(Items from a data source)
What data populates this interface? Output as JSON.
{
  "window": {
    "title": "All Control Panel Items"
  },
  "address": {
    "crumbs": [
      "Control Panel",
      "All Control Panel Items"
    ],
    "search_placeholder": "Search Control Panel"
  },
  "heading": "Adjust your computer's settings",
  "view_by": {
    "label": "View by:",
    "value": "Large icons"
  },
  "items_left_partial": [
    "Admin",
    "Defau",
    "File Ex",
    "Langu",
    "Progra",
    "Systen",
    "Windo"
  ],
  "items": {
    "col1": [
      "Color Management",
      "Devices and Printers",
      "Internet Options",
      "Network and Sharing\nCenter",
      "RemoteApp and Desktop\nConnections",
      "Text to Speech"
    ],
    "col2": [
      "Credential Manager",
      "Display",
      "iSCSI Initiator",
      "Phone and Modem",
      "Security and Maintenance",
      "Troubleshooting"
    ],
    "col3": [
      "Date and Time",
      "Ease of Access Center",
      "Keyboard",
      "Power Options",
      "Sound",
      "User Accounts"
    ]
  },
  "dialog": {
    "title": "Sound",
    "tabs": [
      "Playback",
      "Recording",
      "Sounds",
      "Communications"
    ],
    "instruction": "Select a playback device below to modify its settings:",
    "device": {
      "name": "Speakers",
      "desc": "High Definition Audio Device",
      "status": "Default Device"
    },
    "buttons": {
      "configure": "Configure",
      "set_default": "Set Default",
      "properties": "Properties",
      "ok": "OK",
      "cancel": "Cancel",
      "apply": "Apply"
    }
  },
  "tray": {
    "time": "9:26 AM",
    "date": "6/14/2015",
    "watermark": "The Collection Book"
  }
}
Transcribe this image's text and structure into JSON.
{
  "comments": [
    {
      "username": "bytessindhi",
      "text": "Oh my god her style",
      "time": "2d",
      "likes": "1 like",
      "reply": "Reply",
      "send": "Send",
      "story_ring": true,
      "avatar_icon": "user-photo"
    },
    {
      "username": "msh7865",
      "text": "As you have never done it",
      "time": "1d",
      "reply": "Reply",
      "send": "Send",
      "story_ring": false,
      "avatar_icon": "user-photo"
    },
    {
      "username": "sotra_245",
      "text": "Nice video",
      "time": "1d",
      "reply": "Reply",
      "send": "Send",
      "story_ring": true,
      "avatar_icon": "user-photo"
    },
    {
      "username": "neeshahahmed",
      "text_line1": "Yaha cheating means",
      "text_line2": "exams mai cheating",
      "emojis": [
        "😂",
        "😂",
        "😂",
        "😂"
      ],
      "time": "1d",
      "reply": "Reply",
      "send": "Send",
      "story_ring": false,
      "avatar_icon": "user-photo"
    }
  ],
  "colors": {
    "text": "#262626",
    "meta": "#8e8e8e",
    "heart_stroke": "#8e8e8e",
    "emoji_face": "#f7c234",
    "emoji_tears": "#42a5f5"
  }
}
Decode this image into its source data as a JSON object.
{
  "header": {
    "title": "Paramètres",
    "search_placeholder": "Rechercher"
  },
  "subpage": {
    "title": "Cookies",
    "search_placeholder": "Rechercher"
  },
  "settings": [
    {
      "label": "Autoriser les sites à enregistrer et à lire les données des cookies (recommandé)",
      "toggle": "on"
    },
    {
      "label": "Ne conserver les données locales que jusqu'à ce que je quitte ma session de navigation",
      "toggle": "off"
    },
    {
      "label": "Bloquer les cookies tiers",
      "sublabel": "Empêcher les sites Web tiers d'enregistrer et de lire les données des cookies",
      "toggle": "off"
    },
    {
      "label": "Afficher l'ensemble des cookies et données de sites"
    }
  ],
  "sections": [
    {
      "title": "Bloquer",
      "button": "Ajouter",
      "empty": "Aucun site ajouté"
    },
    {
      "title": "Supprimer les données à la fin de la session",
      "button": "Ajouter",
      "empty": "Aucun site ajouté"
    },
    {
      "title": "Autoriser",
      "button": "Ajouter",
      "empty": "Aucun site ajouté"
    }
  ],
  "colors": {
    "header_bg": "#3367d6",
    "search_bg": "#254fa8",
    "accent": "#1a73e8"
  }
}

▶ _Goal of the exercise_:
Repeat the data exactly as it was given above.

▶ _Answer for the task_:
What data populates this interface? Output as JSON.
{
  "window": {
    "title": "All Control Panel Items"
  },
  "address": {
    "crumbs": [
      "Control Panel",
      "All Control Panel Items"
    ],
    "search_placeholder": "Search Control Panel"
  },
  "heading": "Adjust your computer's settings",
  "view_by": {
    "label": "View by:",
    "value": "Large icons"
  },
  "items_left_partial": [
    "Admin",
    "Defau",
    "File Ex",
    "Langu",
    "Progra",
    "Systen",
    "Windo"
  ],
  "items": {
    "col1": [
      "Color Management",
      "Devices and Printers",
      "Internet Options",
      "Network and Sharing\nCenter",
      "RemoteApp and Desktop\nConnections",
      "Text to Speech"
    ],
    "col2": [
      "Credential Manager",
      "Display",
      "iSCSI Initiator",
      "Phone and Modem",
      "Security and Maintenance",
      "Troubleshooting"
    ],
    "col3": [
      "Date and Time",
      "Ease of Access Center",
      "Keyboard",
      "Power Options",
      "Sound",
      "User Accounts"
    ]
  },
  "dialog": {
    "title": "Sound",
    "tabs": [
      "Playback",
      "Recording",
      "Sounds",
      "Communications"
    ],
    "instruction": "Select a playback device below to modify its settings:",
    "device": {
      "name": "Speakers",
      "desc": "High Definition Audio Device",
      "status": "Default Device"
    },
    "buttons": {
      "configure": "Configure",
      "set_default": "Set Default",
      "properties": "Properties",
      "ok": "OK",
      "cancel": "Cancel",
      "apply": "Apply"
    }
  },
  "tray": {
    "time": "9:26 AM",
    "date": "6/14/2015",
    "watermark": "The Collection Book"
  }
}
Transcribe this image's text and structure into JSON.
{
  "comments": [
    {
      "username": "bytessindhi",
      "text": "Oh my god her style",
      "time": "2d",
      "likes": "1 like",
      "reply": "Reply",
      "send": "Send",
      "story_ring": true,
      "avatar_icon": "user-photo"
    },
    {
      "username": "msh7865",
      "text": "As you have never done it",
      "time": "1d",
      "reply": "Reply",
      "send": "Send",
      "story_ring": false,
      "avatar_icon": "user-photo"
    },
    {
      "username": "sotra_245",
      "text": "Nice video",
      "time": "1d",
      "reply": "Reply",
      "send": "Send",
      "story_ring": true,
      "avatar_icon": "user-photo"
    },
    {
      "username": "neeshahahmed",
      "text_line1": "Yaha cheating means",
      "text_line2": "exams mai cheating",
      "emojis": [
        "😂",
        "😂",
        "😂",
        "😂"
      ],
      "time": "1d",
      "reply": "Reply",
      "send": "Send",
      "story_ring": false,
      "avatar_icon": "user-photo"
    }
  ],
  "colors": {
    "text": "#262626",
    "meta": "#8e8e8e",
    "heart_stroke": "#8e8e8e",
    "emoji_face": "#f7c234",
    "emoji_tears": "#42a5f5"
  }
}
Decode this image into its source data as a JSON object.
{
  "header": {
    "title": "Paramètres",
    "search_placeholder": "Rechercher"
  },
  "subpage": {
    "title": "Cookies",
    "search_placeholder": "Rechercher"
  },
  "settings": [
    {
      "label": "Autoriser les sites à enregistrer et à lire les données des cookies (recommandé)",
      "toggle": "on"
    },
    {
      "label": "Ne conserver les données locales que jusqu'à ce que je quitte ma session de navigation",
      "toggle": "off"
    },
    {
      "label": "Bloquer les cookies tiers",
      "sublabel": "Empêcher les sites Web tiers d'enregistrer et de lire les données des cookies",
      "toggle": "off"
    },
    {
      "label": "Afficher l'ensemble des cookies et données de sites"
    }
  ],
  "sections": [
    {
      "title": "Bloquer",
      "button": "Ajouter",
      "empty": "Aucun site ajouté"
    },
    {
      "title": "Supprimer les données à la fin de la session",
      "button": "Ajouter",
      "empty": "Aucun site ajouté"
    },
    {
      "title": "Autoriser",
      "button": "Ajouter",
      "empty": "Aucun site ajouté"
    }
  ],
  "colors": {
    "header_bg": "#3367d6",
    "search_bg": "#254fa8",
    "accent": "#1a73e8"
  }
}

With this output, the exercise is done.